It also means checking your own assumptions. As a leader, your questions should always sound like: “Is it good or bad work? Is it good or bad behavior?” No caveats.
I admit I fall victim to this trap myself. Instead of saying to myself, “it’s good work,” I have caught myself qualifying, “it’s good work for such a young team member.” This is a mistake and probably indicates I either assigned too big of a challenge, or am covering up for subpar performance.
Don’t qualify, and always check your bias, regardless of whether that bias inclines you to a too positive or too negative response.
If I had my way, every company would define kindness as a core value and live it out daily. But this is a guide to kindness in leadership, so I will limit my soapboxing to two core points.
Kind cultures are productive ones because they inherently reject a Darwinian mindset, and provide transparency around expectations.

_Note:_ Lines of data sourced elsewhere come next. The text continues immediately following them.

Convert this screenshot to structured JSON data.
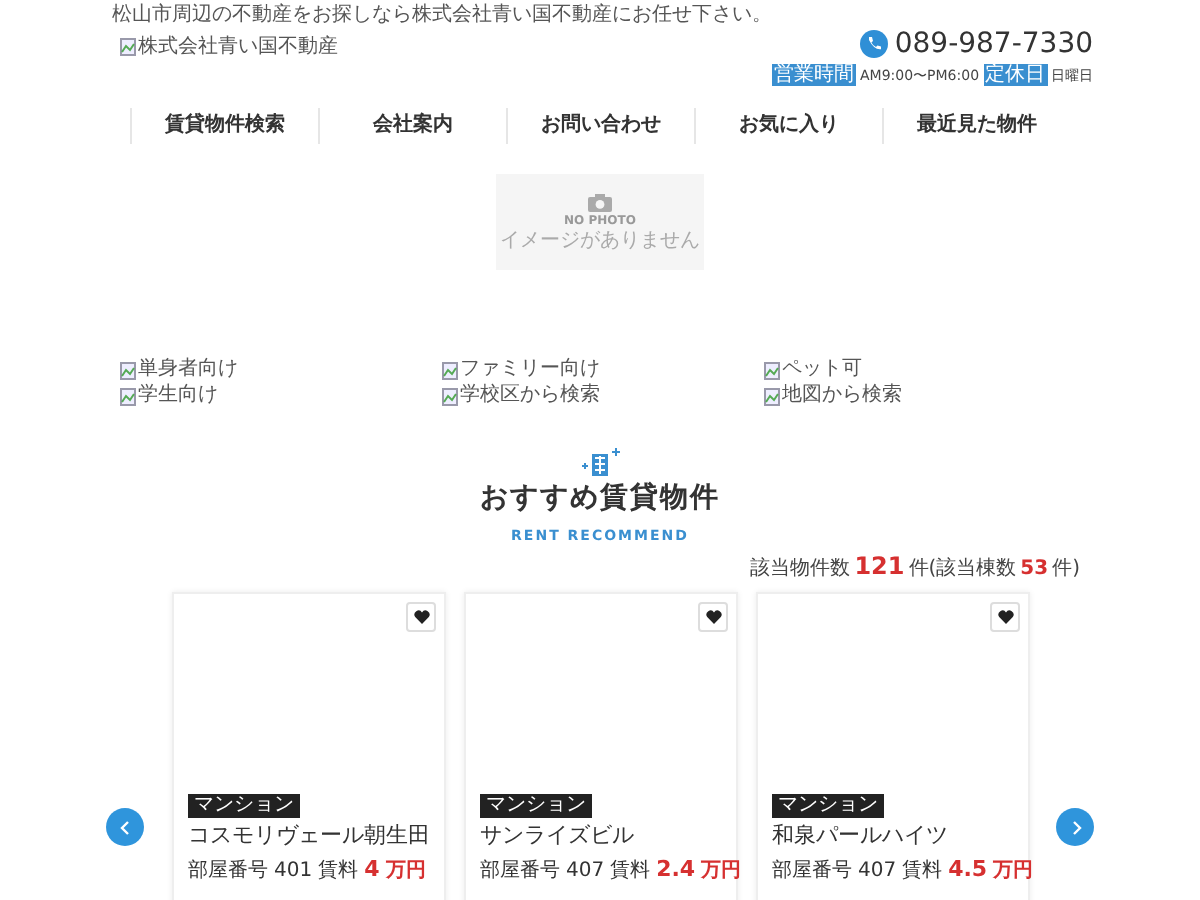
{
  "header": {
    "tagline": "松山市周辺の不動産をお探しなら株式会社青い国不動産にお任せ下さい。",
    "logo_alt": "株式会社青い国不動産",
    "phone": "089-987-7330",
    "hours_label": "営業時間",
    "hours": "AM9:00〜PM6:00",
    "holiday_label": "定休日",
    "holiday": "日曜日"
  },
  "nav": [
    "賃貸物件検索",
    "会社案内",
    "お問い合わせ",
    "お気に入り",
    "最近見た物件"
  ],
  "no_photo": {
    "title": "NO PHOTO",
    "caption": "イメージがありません"
  },
  "quick_links": [
    "単身者向け",
    "ファミリー向け",
    "ペット可",
    "学生向け",
    "学校区から検索",
    "地図から検索"
  ],
  "section": {
    "title": "おすすめ賃貸物件",
    "subtitle": "RENT RECOMMEND"
  },
  "count": {
    "label": "該当物件数",
    "count": "121",
    "unit": "件(該当棟数",
    "buildings": "53",
    "end": "件)"
  },
  "properties": [
    {
      "type": "マンション",
      "name": "コスモリヴェール朝生田",
      "room_label": "部屋番号",
      "room": "401",
      "rent_label": "賃料",
      "rent": "4",
      "rent_unit": "万円"
    },
    {
      "type": "マンション",
      "name": "サンライズビル",
      "room_label": "部屋番号",
      "room": "407",
      "rent_label": "賃料",
      "rent": "2.4",
      "rent_unit": "万円"
    },
    {
      "type": "マンション",
      "name": "和泉パールハイツ",
      "room_label": "部屋番号",
      "room": "407",
      "rent_label": "賃料",
      "rent": "4.5",
      "rent_unit": "万円"
    }
  ]
}
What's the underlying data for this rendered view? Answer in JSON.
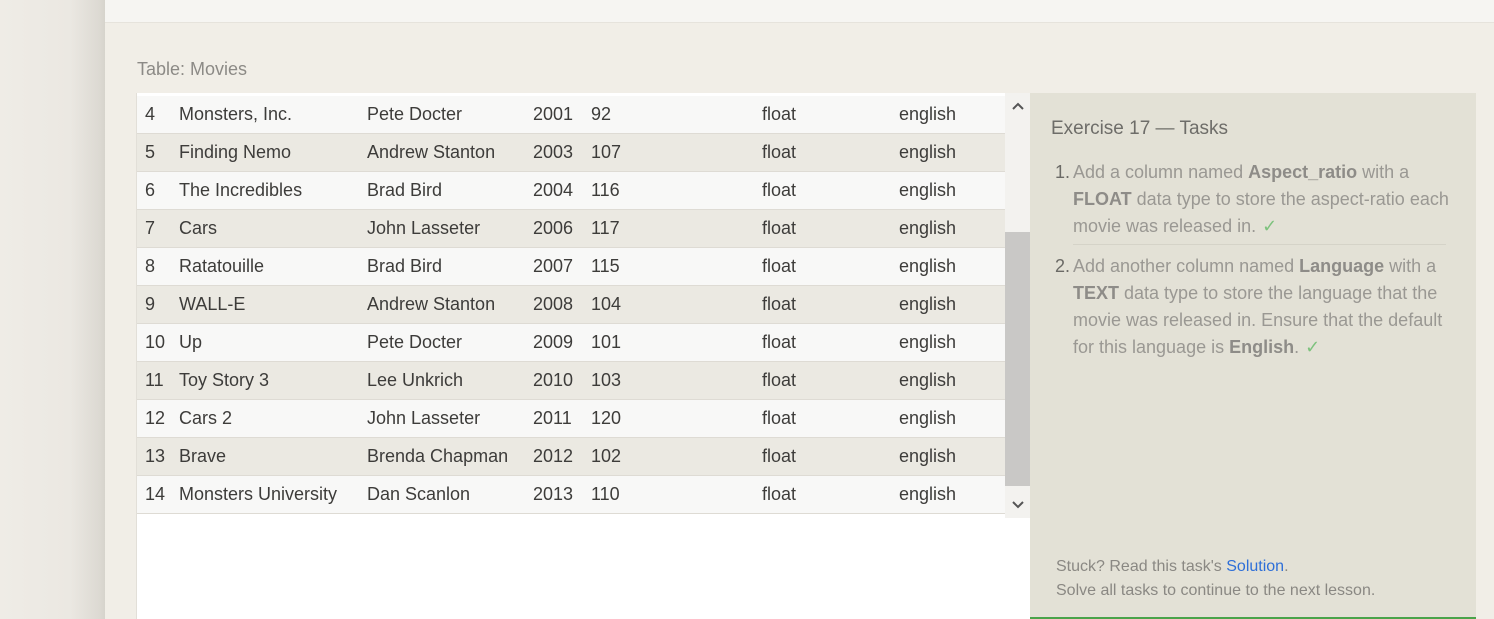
{
  "table": {
    "caption": "Table: Movies",
    "rows": [
      {
        "id": "4",
        "title": "Monsters, Inc.",
        "director": "Pete Docter",
        "year": "2001",
        "length": "92",
        "aspect_ratio": "float",
        "language": "english"
      },
      {
        "id": "5",
        "title": "Finding Nemo",
        "director": "Andrew Stanton",
        "year": "2003",
        "length": "107",
        "aspect_ratio": "float",
        "language": "english"
      },
      {
        "id": "6",
        "title": "The Incredibles",
        "director": "Brad Bird",
        "year": "2004",
        "length": "116",
        "aspect_ratio": "float",
        "language": "english"
      },
      {
        "id": "7",
        "title": "Cars",
        "director": "John Lasseter",
        "year": "2006",
        "length": "117",
        "aspect_ratio": "float",
        "language": "english"
      },
      {
        "id": "8",
        "title": "Ratatouille",
        "director": "Brad Bird",
        "year": "2007",
        "length": "115",
        "aspect_ratio": "float",
        "language": "english"
      },
      {
        "id": "9",
        "title": "WALL-E",
        "director": "Andrew Stanton",
        "year": "2008",
        "length": "104",
        "aspect_ratio": "float",
        "language": "english"
      },
      {
        "id": "10",
        "title": "Up",
        "director": "Pete Docter",
        "year": "2009",
        "length": "101",
        "aspect_ratio": "float",
        "language": "english"
      },
      {
        "id": "11",
        "title": "Toy Story 3",
        "director": "Lee Unkrich",
        "year": "2010",
        "length": "103",
        "aspect_ratio": "float",
        "language": "english"
      },
      {
        "id": "12",
        "title": "Cars 2",
        "director": "John Lasseter",
        "year": "2011",
        "length": "120",
        "aspect_ratio": "float",
        "language": "english"
      },
      {
        "id": "13",
        "title": "Brave",
        "director": "Brenda Chapman",
        "year": "2012",
        "length": "102",
        "aspect_ratio": "float",
        "language": "english"
      },
      {
        "id": "14",
        "title": "Monsters University",
        "director": "Dan Scanlon",
        "year": "2013",
        "length": "110",
        "aspect_ratio": "float",
        "language": "english"
      }
    ],
    "scroll_up_icon": "chevron-up-icon",
    "scroll_down_icon": "chevron-down-icon"
  },
  "tasks": {
    "title": "Exercise 17 — Tasks",
    "items": [
      {
        "num": "1.",
        "t1": "Add a column named ",
        "b1": "Aspect_ratio",
        "t2": " with a ",
        "b2": "FLOAT",
        "t3": " data type to store the aspect-ratio each movie was released in.",
        "check": "✓"
      },
      {
        "num": "2.",
        "t1": "Add another column named ",
        "b1": "Language",
        "t2": " with a ",
        "b2": "TEXT",
        "t3": " data type to store the language that the movie was released in. Ensure that the default for this language is ",
        "b3": "English",
        "t4": ".",
        "check": "✓"
      }
    ],
    "footer": {
      "stuck_prefix": "Stuck? Read this task's ",
      "solution_link": "Solution",
      "stuck_suffix": ".",
      "continue_text": "Solve all tasks to continue to the next lesson."
    }
  },
  "colors": {
    "accent_link": "#2e6fd8",
    "check": "#7dc27d",
    "progress_bar": "#4aa34a"
  }
}
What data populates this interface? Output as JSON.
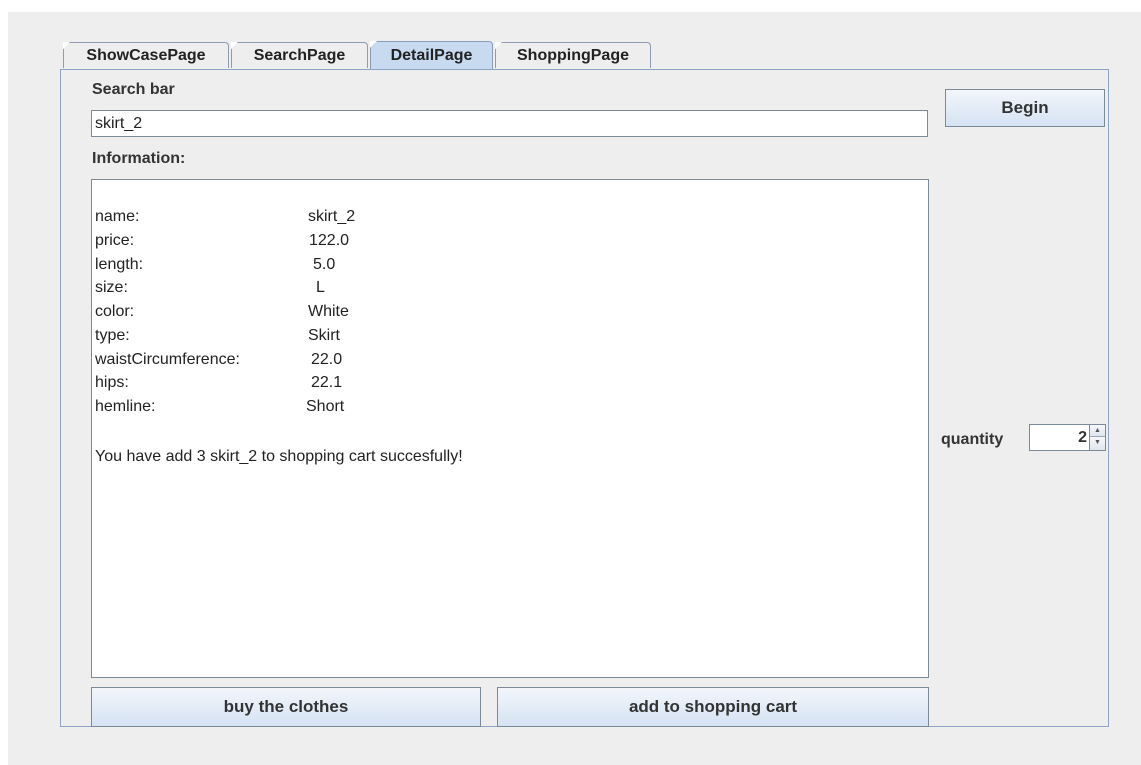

“Sink or swim” thinking is more likely to sink your business than uncover the next great leaders.
In fact, it might surface the worst ones. In natural Darwinian systems, parasites are highly successful. Do you want to see that same dynamic in the business world?
No matter how talented people are, throwing them into their roles without providing them with the information, resources, and connections they need to successful sets them up for failure.
Remember, being kind is about treating people with respect and helping them be who they aspire to be. Abandoning them to chance certainly doesn’t jibe with that definition, and neither does handholding.
Your organization should train managers to support team members by giving them insights into cultural norms, career pathways, and even just where and how to get the tools they need to do their jobs.
Invest in a ninety-day onboarding process that sets clear benchmarks, milestones, and expectations and carry that emphasis on providing information and feedback over into the rest of the person’s tenure.
When you tell people how the organization operates, what you need them to achieve, and why both things matter, they usually meet or exceed expectations.
Virtually everyone wants to succeed. As long as your team members possess the necessary aptitude and competencies, they will chart the courses to excellent performance. They just have to know where they’re going, and what are acceptable and unacceptable ways to get there.
From the start, design your organization as one where everyone understands what is expected of them in terms of what they deliver and how they behave.
Consistently share public and private feedback, and build transparency around company performance into all-hands meetings, internal communications, and culture off-sites.
Also consider committing to a “no-penalty” culture in which people can transparently share their objections, ideas, and perspectives without being punished if they’re wrong or change their minds. This will lead to greater organizational transparency and foster more innovation.
Obviously, kindness is not the only way to drive organizational results; if it were, I wouldn’t be writing this article. All the unkind leaders in the world would have been fired, or the unkind companies they led would have failed.
Fear, pressure, domination, non-confrontation, and even luck are all effective strategies in their own ways — they just often don’t stay effective. People quit. They lie and cheat to get ahead. They check out because they can.
With kindness, you avoid these problems — specifically with good, motivated workers — by helping them pursue their biggest self-interest: growth.
Team members who are growing, who see a path to advancing themselves, and who believe in an organization that serves them, will stay longer, work harder, and evangelize more.
And they’re more likely to believe in you and your company, because you believed in them.
So, be kind.
Alida Miranda-Wolff is the Founder and CEO of Ethos, a talent strategy firm for tech companies focused on driving company performance by shaping talent and developing culture. Follow her work on Twitter and VentureBeat.